Seasonal Affective Disorder, or SAD, is a type of recurrent major depressive disorder in which episodes of depression occur around the same season each year. This condition is sometimes called the “winter blues.” SAD, specific to winter, may be related to changes in the amount of daylight a person receives.
Seasonal affective disorder is estimated to affect 10 million Americans. SAD is four times more common in women than in men. The age of onset is estimated to be between the age of 18 and 30. Some people experience symptoms severe enough to affect quality of life, and 6 percent require hospitalization.
Some common symptoms specific to winter SAD are:
- Appetite changes, especially a craving for foods high in carbohydrates
- Weight gain
- Tiredness or low energy
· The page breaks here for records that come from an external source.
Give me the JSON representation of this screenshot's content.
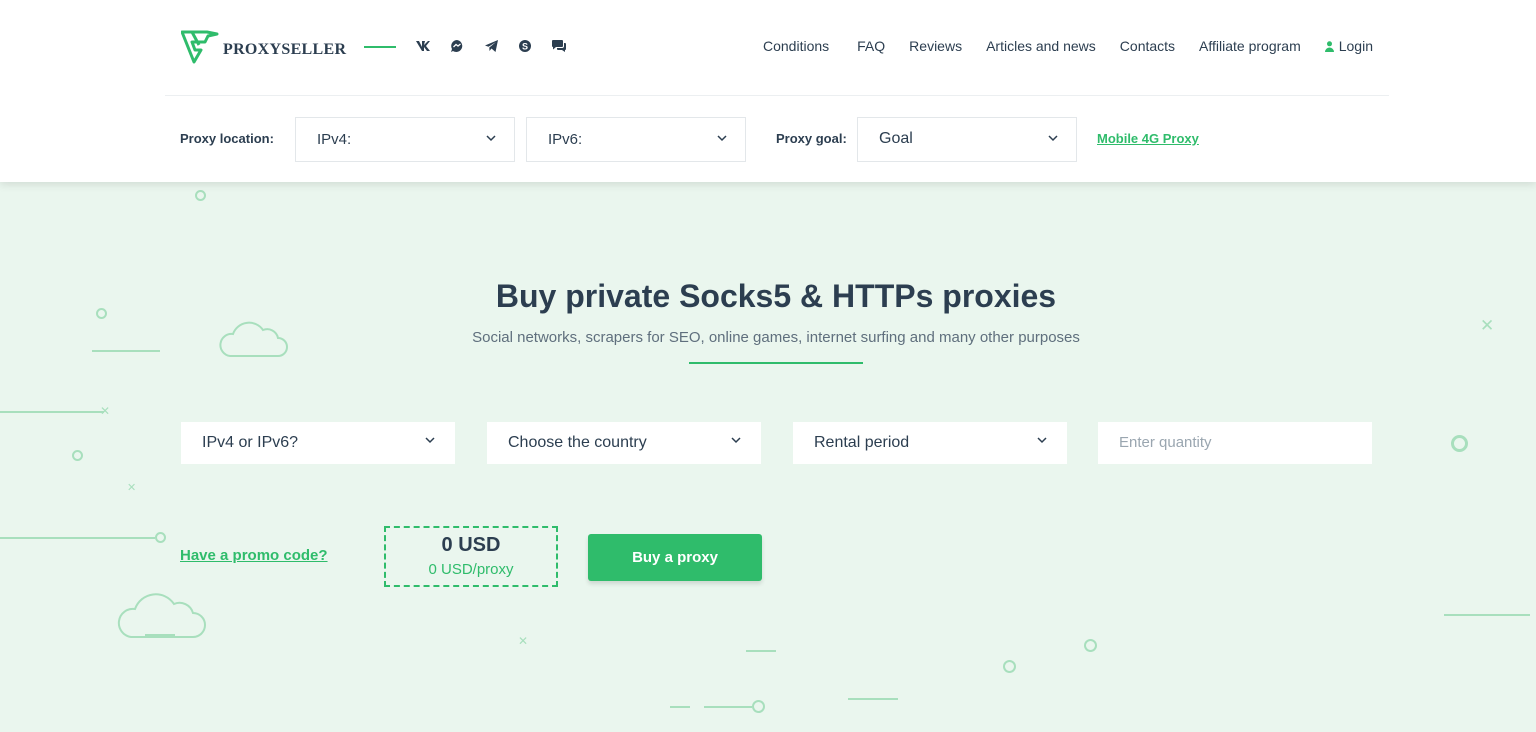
{
  "brand": {
    "name": "PROXYSELLER",
    "accent": "#2fbc6b",
    "text_color": "#2c3e50",
    "background": "#eaf6ee"
  },
  "social_icons": [
    "vk-icon",
    "messenger-icon",
    "telegram-icon",
    "skype-icon",
    "chat-icon"
  ],
  "nav": {
    "items": [
      "Conditions",
      "FAQ",
      "Reviews",
      "Articles and news",
      "Contacts",
      "Affiliate program"
    ],
    "login": "Login"
  },
  "filter_bar": {
    "location_label": "Proxy location:",
    "ipv4_value": "IPv4:",
    "ipv6_value": "IPv6:",
    "goal_label": "Proxy goal:",
    "goal_value": "Goal",
    "mobile_link": "Mobile 4G Proxy"
  },
  "hero": {
    "title": "Buy private Socks5 & HTTPs proxies",
    "subtitle": "Social networks, scrapers for SEO, online games, internet surfing and many other purposes"
  },
  "order_form": {
    "protocol_value": "IPv4 or IPv6?",
    "country_value": "Choose the country",
    "period_value": "Rental period",
    "quantity_placeholder": "Enter quantity",
    "promo_link": "Have a promo code?",
    "total_price": "0 USD",
    "price_per_proxy": "0 USD/proxy",
    "buy_button": "Buy a proxy"
  }
}
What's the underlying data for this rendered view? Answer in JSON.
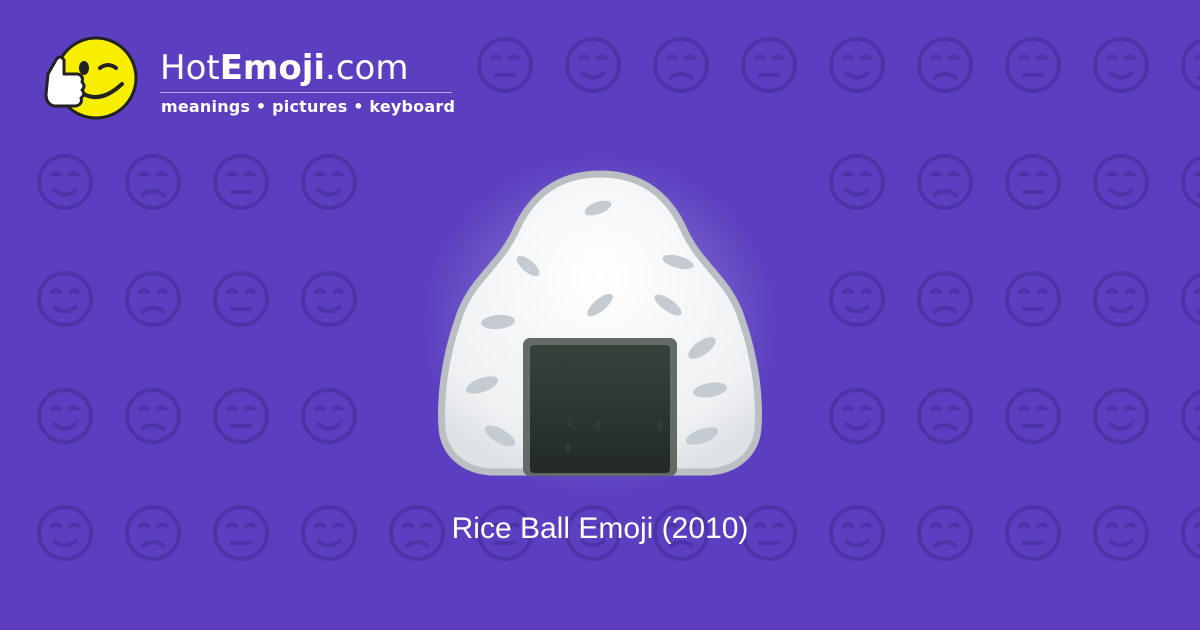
{
  "brand": {
    "name_part1": "Hot",
    "name_part2": "Emoji",
    "name_part3": ".com",
    "tagline": "meanings • pictures • keyboard",
    "mascot_icon": "winking-thumbs-up-smiley-icon"
  },
  "emoji": {
    "icon": "rice-ball-icon",
    "caption": "Rice Ball Emoji (2010)"
  },
  "colors": {
    "background": "#5b3fc0",
    "pattern": "#4c33a8",
    "text": "#ffffff",
    "mascot_face": "#f7ee00",
    "nori": "#2b332d"
  }
}
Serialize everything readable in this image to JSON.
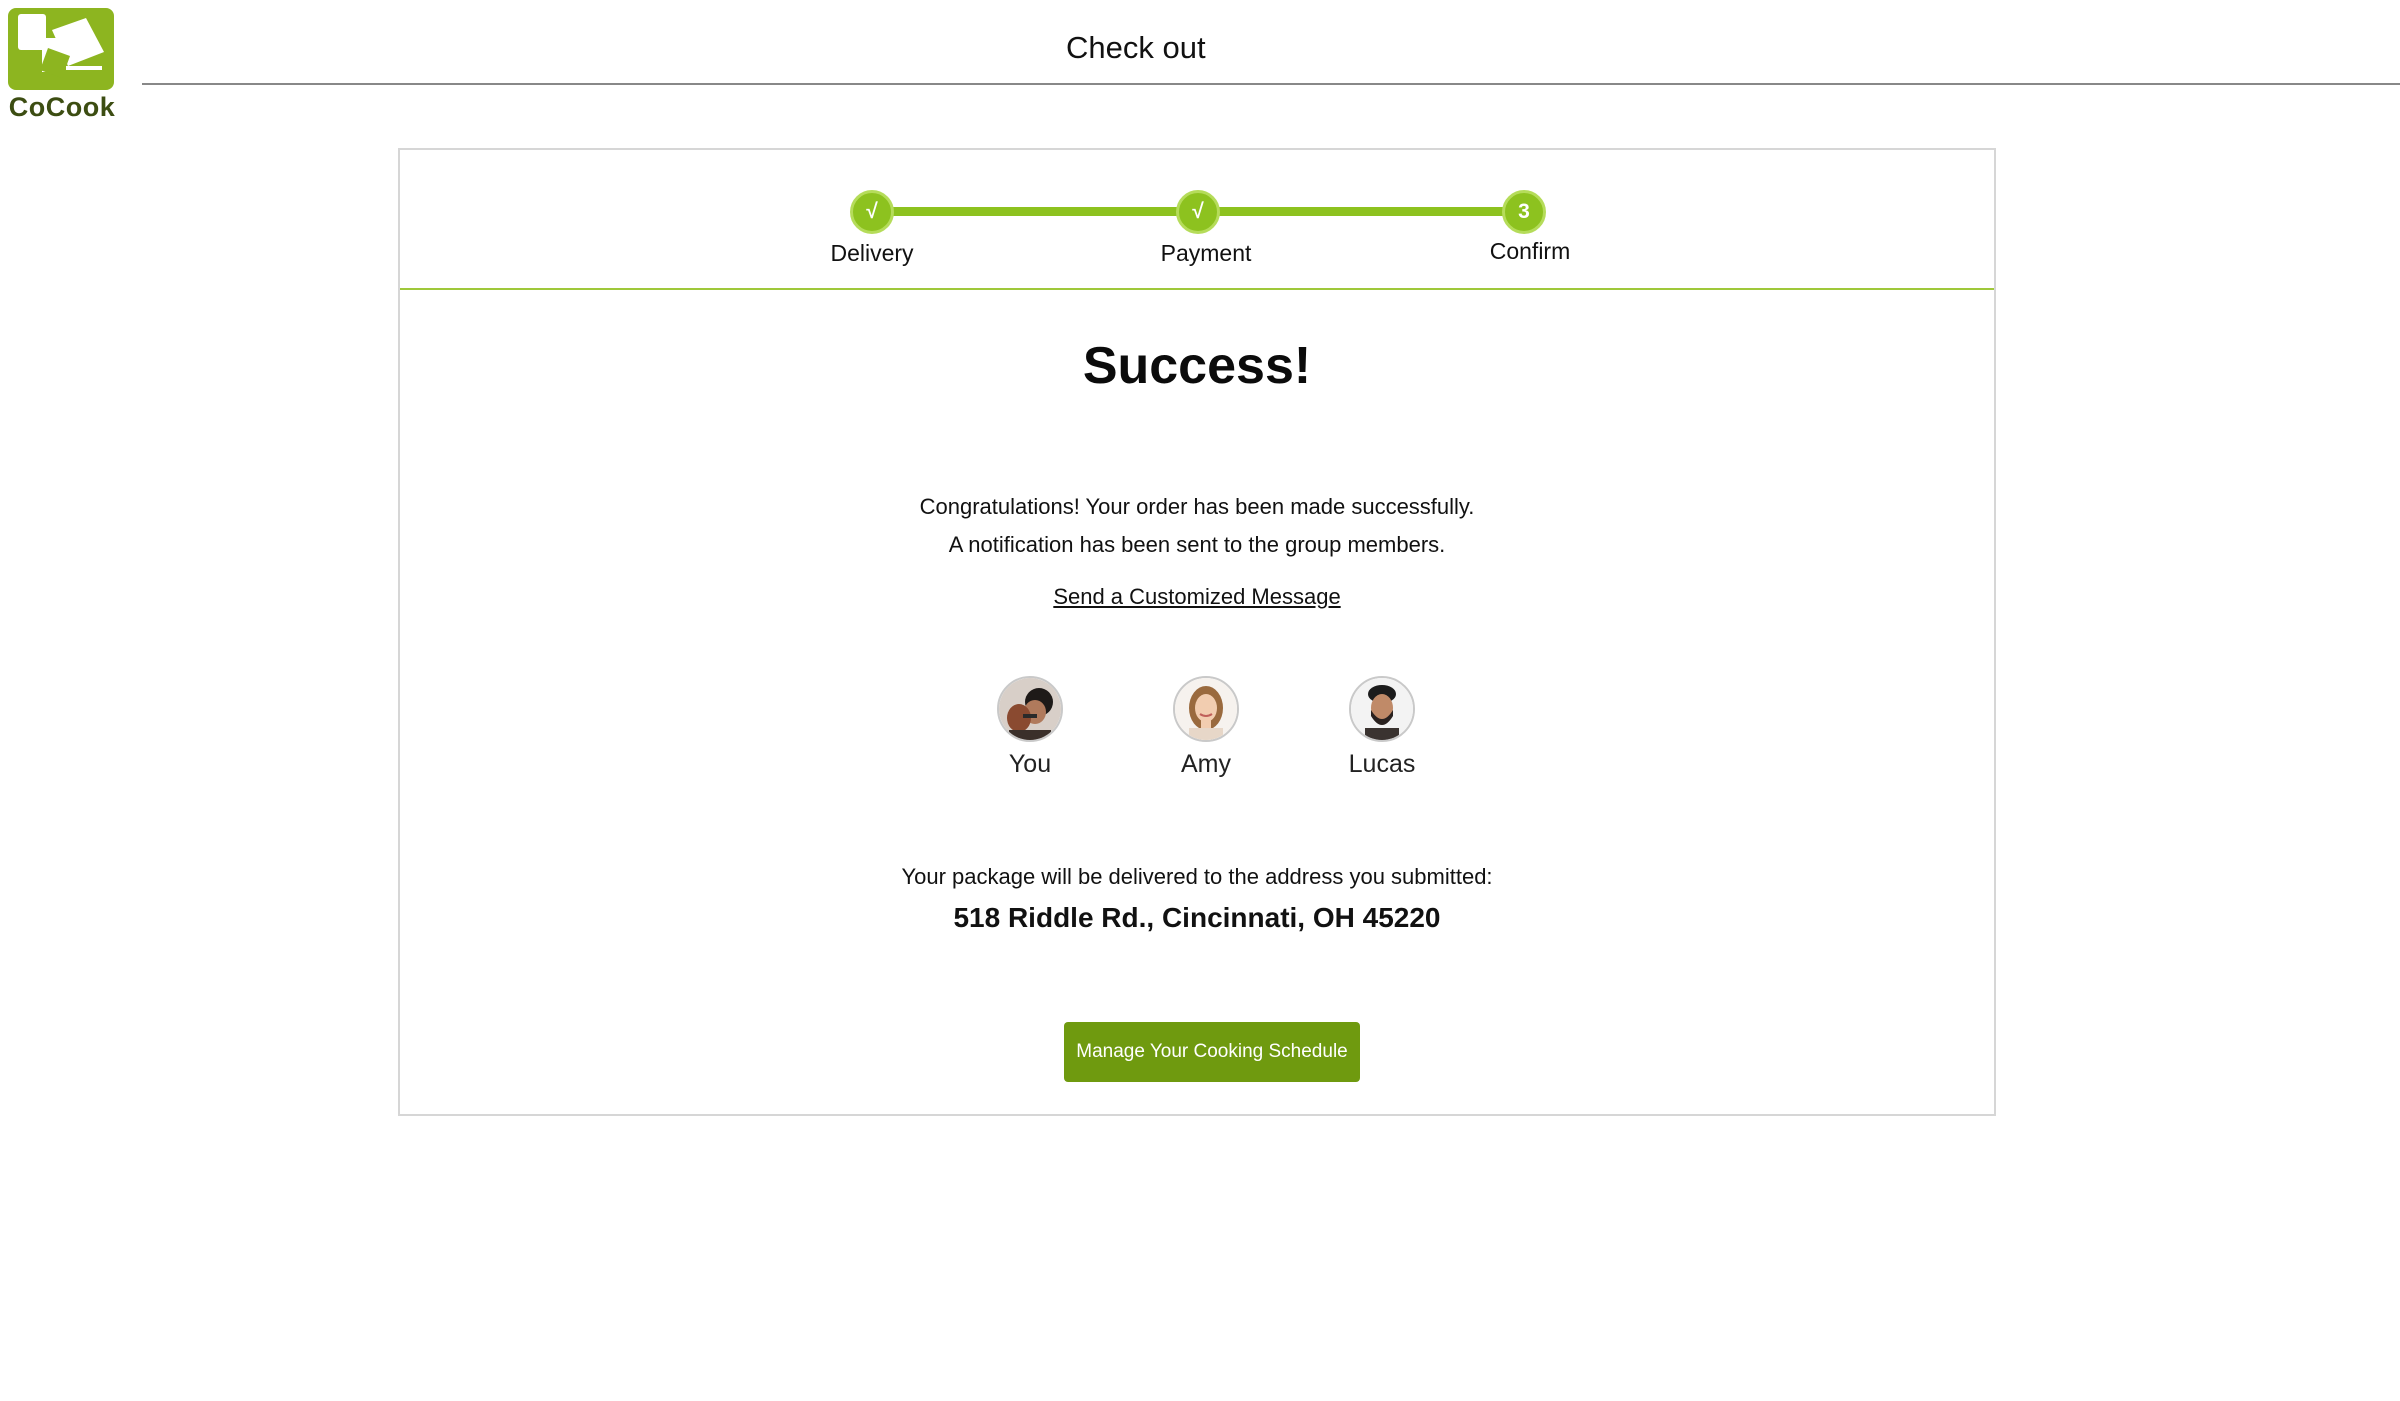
{
  "app": {
    "logo_text": "CoCook",
    "header_title": "Check out"
  },
  "steps": [
    {
      "label": "Delivery",
      "marker": "√",
      "state": "done"
    },
    {
      "label": "Payment",
      "marker": "√",
      "state": "done"
    },
    {
      "label": "Confirm",
      "marker": "3",
      "state": "current"
    }
  ],
  "success": {
    "title": "Success!",
    "line1": "Congratulations! Your order has been made successfully.",
    "line2": "A notification has been sent to the group members.",
    "link_label": "Send a Customized Message"
  },
  "members": [
    {
      "name": "You",
      "avatar_icon": "avatar-you"
    },
    {
      "name": "Amy",
      "avatar_icon": "avatar-amy"
    },
    {
      "name": "Lucas",
      "avatar_icon": "avatar-lucas"
    }
  ],
  "delivery": {
    "note": "Your package will be delivered to the address you submitted:",
    "address": "518 Riddle Rd., Cincinnati, OH 45220"
  },
  "cta": {
    "label": "Manage Your Cooking Schedule"
  },
  "colors": {
    "brand_green": "#8dc21f",
    "button_green": "#6f9a0f",
    "logo_green": "#8db520"
  }
}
The cause for SAD is unknown. One theory is that it is related to the amount of melatonin in the body, a hormone secreted by the pineal gland. Darkness increases the body’s production of melatonin, which regulates sleep. As the winter days get shorter and darker, melatonin production in the body increases and people tend to feel sleepier and more lethargic.
Treatment approaches to alleviate the symptoms of SAD typically include combinations of antidepressant medication, light therapy, Vitamin D, and counseling.